The former municipal fruit and veg market would become a mixed-use scheme and innovation quarter, expected to create 400 jobs and inject £200m into the city’s economy over the next 10 years.

Permission includes 142 new homes, 20 per cent affordable.

New teaching and research facilities would be created for the University of Brighton, including a new library. Pressure would be taken off the city’s family homes by the inclusion of 450 units of student accommodation.

Alongside will be a new dance studio for South East Dance, expected to attract 70,000 visitors and users a year.

Workspaces would be aimed at start-up businesses, artists and larger companies. A modern office building, including over 3,000 sqm of flexible space would help growing creative and digital businesses remain and flourish in the city.

The scheme includes restaurants or shops at ground floor level, around a new public square. Cathedral are promising 'green' walls, 'green' roofs, 78 new trees and allotments for food growing - producing over 200kg of food per year for residents.

Developers have also agreed to pay £250,000 to improve local transport and recreation provision and to use at least 20 per cent local labour for construction.

THE DOWNSIDE IS THAT, IN GRANTING PERMISSION FOR THIS SCHEME, THE COUNCIL APPEAR TO HAVE CONSIGNED THEIR TALL-BUILDINGS POLICY TO THE DUSTBIN.  

Tuesday, 16 September 2014

I Charleston Brighton



This is jolly and makes Brighton (& a little bit of Hove) look wonderful.

Saltdean Lido Gala Ball


Saltdean Lido - update.

The Lido now
Since last December, when the Saltdean Lido Community Interest Company (SLCIC) were awarded a 60 year lease, they have commissioned numerous surveys and studies of the Lido. These revealed that the state of the building and pool are in a far worse state than previously thought. Now the likely cost of full restoration is in the region of £10 million, more than double first estimates. The SLCIC is still confident of raising this amount but are prepared for it to take longer.

Initial grant applications for £2M and £500,000 have been submitted to two funds and in October an application for £4.8 million will be submitted to the Heritage Lottery Fund. SLCIC have also approached a number of corporations to see if they would be interested in getting involved.

This work is very time-consuming and, going forward, the hope is to employ a professional fund-raiser. To this end regular fund-raising events continue unabated with a car-boot sale on the lido car-park on 27th September and a Gala Ball at the Grand Hotel on 4th October.

The HLF has emphasised that the restored Lido must be self-financing. Revised plans for generating the required income stream are being shared with the Council this month and a public exhibition of the latest plans will be held in December.

Next year a Community Share Option will be launched to enable  supporters to buy into the Lido heritage and so help to secure its future. A similar scheme has been successful in helping to restore burnt-out Hasting's Pier.

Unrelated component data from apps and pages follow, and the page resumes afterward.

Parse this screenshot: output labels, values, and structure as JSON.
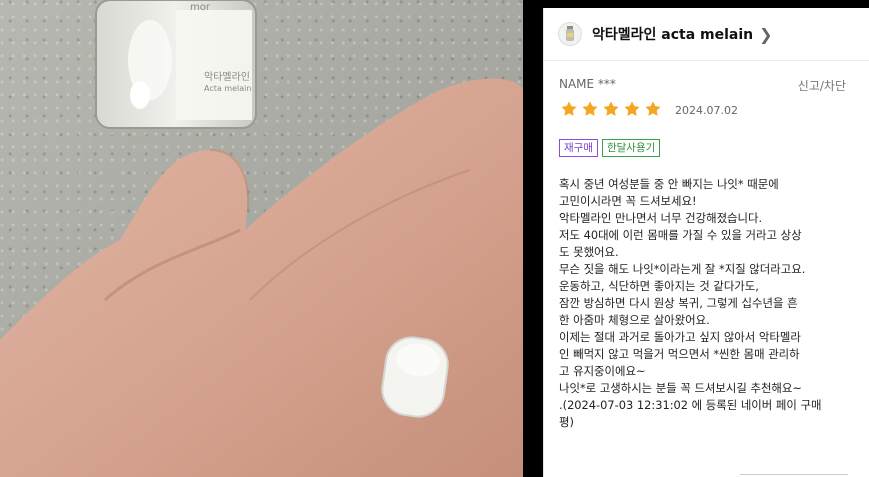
{
  "product": {
    "title": "악타멜라인 acta melain",
    "icon": "product-bottle-icon"
  },
  "reviewer": {
    "name": "NAME ***",
    "report_label": "신고/차단"
  },
  "review": {
    "rating": 5,
    "date": "2024.07.02",
    "badges": [
      "재구매",
      "한달사용기"
    ],
    "lines": [
      "혹시 중년 여성분들 중 안 빠지는 나잇* 때문에",
      "고민이시라면 꼭 드셔보세요!",
      "악타멜라인 만나면서 너무 건강해졌습니다.",
      "저도 40대에 이런 몸매를 가질 수 있을 거라고 상상",
      "도 못했어요.",
      "무슨 짓을 해도 나잇*이라는게 잘 *지질 않더라고요.",
      "운동하고, 식단하면 좋아지는 것 같다가도,",
      "잠깐 방심하면 다시 원상 복귀, 그렇게 십수년을 흔",
      "한 아줌마 체형으로 살아왔어요.",
      "이제는 절대 과거로 돌아가고 싶지 않아서 악타멜라",
      "인 빼먹지 않고 먹을거 먹으면서 *씬한 몸매 관리하",
      "고 유지중이에요~",
      "나잇*로 고생하시는 분들 꼭 드셔보시길 추천해요~",
      ".(2024-07-03 12:31:02 에 등록된 네이버 페이 구매",
      "평)"
    ]
  },
  "photo": {
    "bottle_label": "악타멜라인",
    "bottle_sublabel": "Acta melain",
    "bottle_brand": "mor"
  },
  "colors": {
    "star": "#f5a623",
    "repurchase_badge": "#7b3ed0",
    "month_badge": "#2d8f3b"
  }
}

The old plant room

Sunday, 14 September 2014

Missing windows

202 Western Road
It is difficult to understand what is achieved by blanking out a window in this fashion that couldn't be equally well achieved with an internal blind or shutter. This would leave the window and frame exposed to view and so continue playing its part in the visual rhythm of the fenestration.


The Imperial Arcade building, designed in the 1920's by Brighton architects Clayton & Black, is an iconic and conspicuous example of the Art Deco in the very centre of the City. The only planning application submitted for this address in the last 15 years related to a new fascia and projecting sign. It seems strange that such transient alterations require planning approval yet the blanking out of windows, which affects the fundamental aesthetic integrity of the design, apparently does not.

The risk is that over the years the cumulative effect of small random changes to a building will so degrade the original design concept that it becomes easy to dismiss it as unworthy of preserving.